Senators Schumer and Manchin are upset about Silk Road, a hidden website that is an "Ebay for illegal narcotics." They accept only bitcoin as payment, because bitcoin is the closest thing to cash on the Internet. Watching the press conference, I get the impression they're also upset at bitcoin; Sen. Schumer says bitcoin is "an online form of money laundering."

First, that's just not true! The biggest bitcoin exchanger (Mt Gox) is careful to comply with all anti-money-laundering laws and regulations. If the operators of Silk Road make lots of bitcoins then if or when they try to exchange them for dollars or euros they're going to have to tell Mt Gox who they are, Mt Gox will be required to report the transaction to the government, and the Silk Road folks might find themselves explaining to an IRS agent how they managed to earn so many bitcoins. It is no different from any other financial institution.

Second, nobody can control what is purchased with bitcoins, just like my local bank cannot control what I do with the cash I withdraw from their ATM machine. I wonder if Senators Schumer and Manchin would like to replace all cash with a government-issued smart card; after all, that would make it much harder for criminals to get away with buying illegal goods anonymously, and if we are all law-abiding citizens then we shouldn't worry about the government knowing about all of our purchases... right?

Finally, I hope that the Senators realize that trying to ban an innovative new technology like bitcoin will put the United States at a competitive disadvantage versus the rest of the world. The US government tried to control strong encryption in the 90's, and only succeeded in driving a lot of cryptographic product development overseas.
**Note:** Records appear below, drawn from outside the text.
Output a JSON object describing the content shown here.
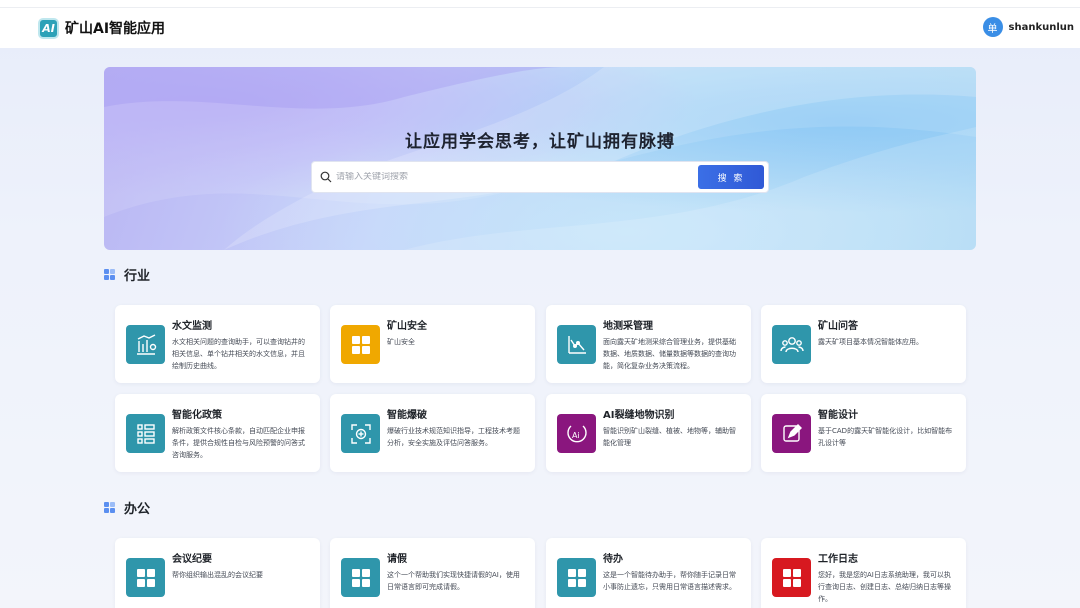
{
  "header": {
    "logo_text": "AI",
    "brand": "矿山AI智能应用",
    "avatar_char": "单",
    "username": "shankunlun"
  },
  "hero": {
    "title": "让应用学会思考，让矿山拥有脉搏",
    "search_placeholder": "请输入关键词搜索",
    "search_button": "搜 索"
  },
  "sections": {
    "industry": "行业",
    "office": "办公"
  },
  "colors": {
    "teal": "#2f96ab",
    "amber": "#f0a800",
    "purple": "#8a167e",
    "red": "#d71920",
    "accent": "#3b6fe6"
  },
  "industry_cards": [
    {
      "title": "水文监测",
      "desc": "水文相关问题的查询助手，可以查询钻井的相关信息、单个钻井相关的水文信息，并且绘制历史曲线。",
      "icon": "hydrology-chart-icon"
    },
    {
      "title": "矿山安全",
      "desc": "矿山安全",
      "icon": "grid-app-icon"
    },
    {
      "title": "地测采管理",
      "desc": "面向露天矿地测采综合管理业务，提供基础数据、地质数据、储量数据等数据的查询功能，简化复杂业务决策流程。",
      "icon": "survey-chart-icon"
    },
    {
      "title": "矿山问答",
      "desc": "露天矿项目基本情况智能体应用。",
      "icon": "team-people-icon"
    },
    {
      "title": "智能化政策",
      "desc": "解析政策文件核心条款，自动匹配企业申报条件，提供合规性自检与风险预警的问答式咨询服务。",
      "icon": "policy-list-icon"
    },
    {
      "title": "智能爆破",
      "desc": "爆破行业技术规范知识指导，工程技术考题分析，安全实施及评估问答服务。",
      "icon": "blast-target-icon"
    },
    {
      "title": "AI裂缝地物识别",
      "desc": "智能识别矿山裂缝、植被、地物等，辅助智能化管理",
      "icon": "ai-recognition-icon"
    },
    {
      "title": "智能设计",
      "desc": "基于CAD的露天矿智能化设计，比如智能布孔设计等",
      "icon": "design-edit-icon"
    }
  ],
  "office_cards": [
    {
      "title": "会议纪要",
      "desc": "帮你组织输出混乱的会议纪要",
      "icon": "grid-app-icon"
    },
    {
      "title": "请假",
      "desc": "这个一个帮助我们实现快捷请假的AI，使用日常语言即可完成请假。",
      "icon": "grid-app-icon"
    },
    {
      "title": "待办",
      "desc": "这是一个智能待办助手，帮你随手记录日常小事防止遗忘，只需用日常语言描述需求。",
      "icon": "grid-app-icon"
    },
    {
      "title": "工作日志",
      "desc": "您好，我是您的AI日志系统助理，我可以执行查询日志、创建日志、总结归纳日志等操作。",
      "icon": "grid-app-icon"
    }
  ]
}
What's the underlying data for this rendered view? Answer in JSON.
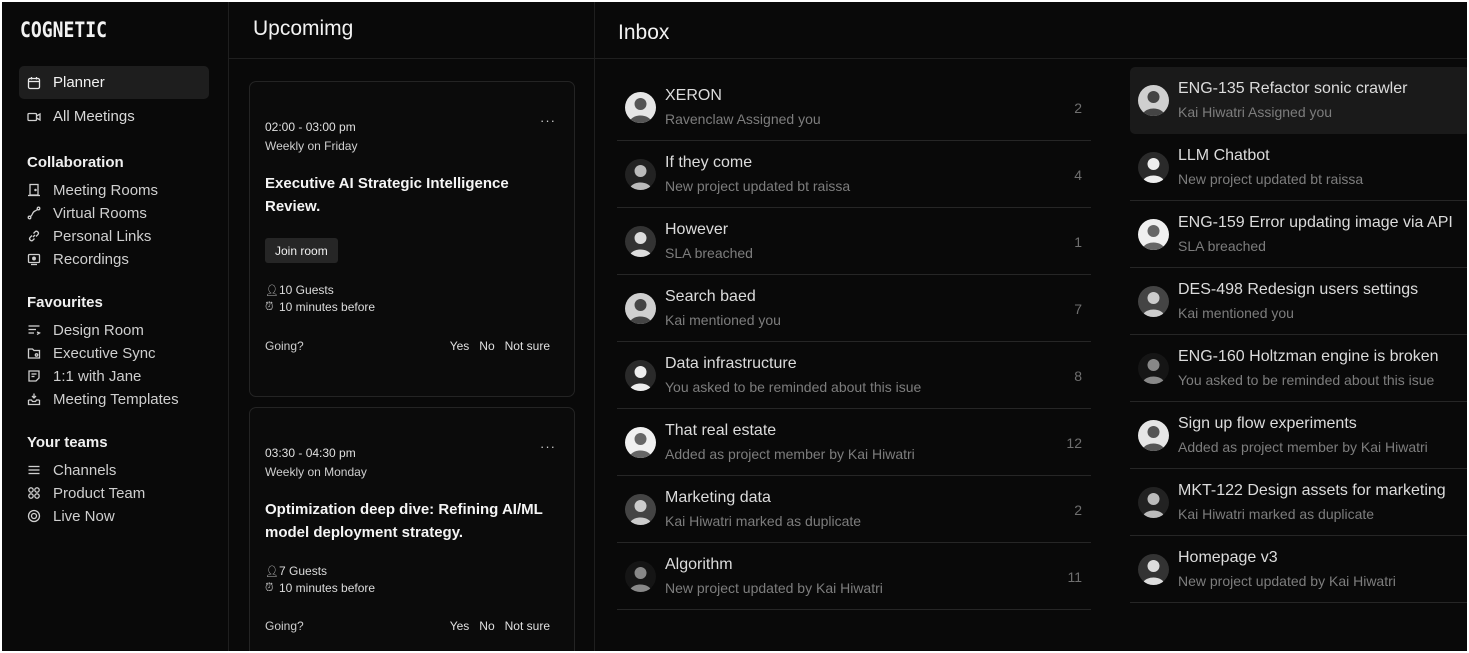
{
  "app": {
    "logo": "COGNETIC"
  },
  "sidebar": {
    "main": [
      {
        "label": "Planner",
        "icon": "calendar-icon"
      },
      {
        "label": "All Meetings",
        "icon": "video-icon"
      }
    ],
    "collaboration_title": "Collaboration",
    "collaboration": [
      {
        "label": "Meeting Rooms",
        "icon": "door-icon"
      },
      {
        "label": "Virtual Rooms",
        "icon": "path-icon"
      },
      {
        "label": "Personal Links",
        "icon": "link-icon"
      },
      {
        "label": "Recordings",
        "icon": "recording-icon"
      }
    ],
    "favourites_title": "Favourites",
    "favourites": [
      {
        "label": "Design Room",
        "icon": "list-icon"
      },
      {
        "label": "Executive Sync",
        "icon": "folder-icon"
      },
      {
        "label": "1:1 with Jane",
        "icon": "note-icon"
      },
      {
        "label": "Meeting Templates",
        "icon": "tray-icon"
      }
    ],
    "teams_title": "Your teams",
    "teams": [
      {
        "label": "Channels",
        "icon": "menu-icon"
      },
      {
        "label": "Product Team",
        "icon": "grid-icon"
      },
      {
        "label": "Live Now",
        "icon": "live-icon"
      }
    ]
  },
  "upcoming": {
    "title": "Upcomimg",
    "more": "···",
    "cards": [
      {
        "time": "02:00 - 03:00 pm",
        "recurrence": "Weekly on Friday",
        "title": "Executive AI Strategic Intelligence Review.",
        "join_label": "Join room",
        "guests": "10 Guests",
        "reminder": "10 minutes before",
        "going_label": "Going?",
        "yes": "Yes",
        "no": "No",
        "not_sure": "Not sure"
      },
      {
        "time": "03:30 - 04:30 pm",
        "recurrence": "Weekly on Monday",
        "title": "Optimization deep dive: Refining AI/ML model deployment strategy.",
        "guests": "7 Guests",
        "reminder": "10 minutes before",
        "going_label": "Going?",
        "yes": "Yes",
        "no": "No",
        "not_sure": "Not sure"
      }
    ]
  },
  "inbox": {
    "title": "Inbox",
    "left": [
      {
        "name": "XERON",
        "sub": "Ravenclaw Assigned you",
        "count": "2"
      },
      {
        "name": "If they come",
        "sub": "New project updated bt raissa",
        "count": "4"
      },
      {
        "name": "However",
        "sub": "SLA breached",
        "count": "1"
      },
      {
        "name": "Search baed",
        "sub": "Kai mentioned you",
        "count": "7"
      },
      {
        "name": "Data infrastructure",
        "sub": "You asked to be reminded about this isue",
        "count": "8"
      },
      {
        "name": "That real estate",
        "sub": "Added as project member by Kai Hiwatri",
        "count": "12"
      },
      {
        "name": "Marketing data",
        "sub": "Kai Hiwatri marked as duplicate",
        "count": "2"
      },
      {
        "name": "Algorithm",
        "sub": "New project updated by Kai Hiwatri",
        "count": "11"
      }
    ],
    "right": [
      {
        "name": "ENG-135 Refactor sonic crawler",
        "sub": "Kai Hiwatri Assigned you"
      },
      {
        "name": "LLM Chatbot",
        "sub": "New project updated bt raissa"
      },
      {
        "name": "ENG-159 Error updating image via API",
        "sub": "SLA breached"
      },
      {
        "name": "DES-498 Redesign users settings",
        "sub": "Kai mentioned you"
      },
      {
        "name": "ENG-160 Holtzman engine is broken",
        "sub": "You asked to be reminded about this isue"
      },
      {
        "name": "Sign up flow experiments",
        "sub": "Added as project member by Kai Hiwatri"
      },
      {
        "name": "MKT-122 Design assets for marketing",
        "sub": "Kai Hiwatri marked as duplicate"
      },
      {
        "name": "Homepage v3",
        "sub": "New project updated by Kai Hiwatri"
      }
    ]
  }
}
This is supposed to be the Land of the Free; I think we should learn the lessons of the past and be brave about taking advantage of new technologies like bitcoin, instead of fearing them.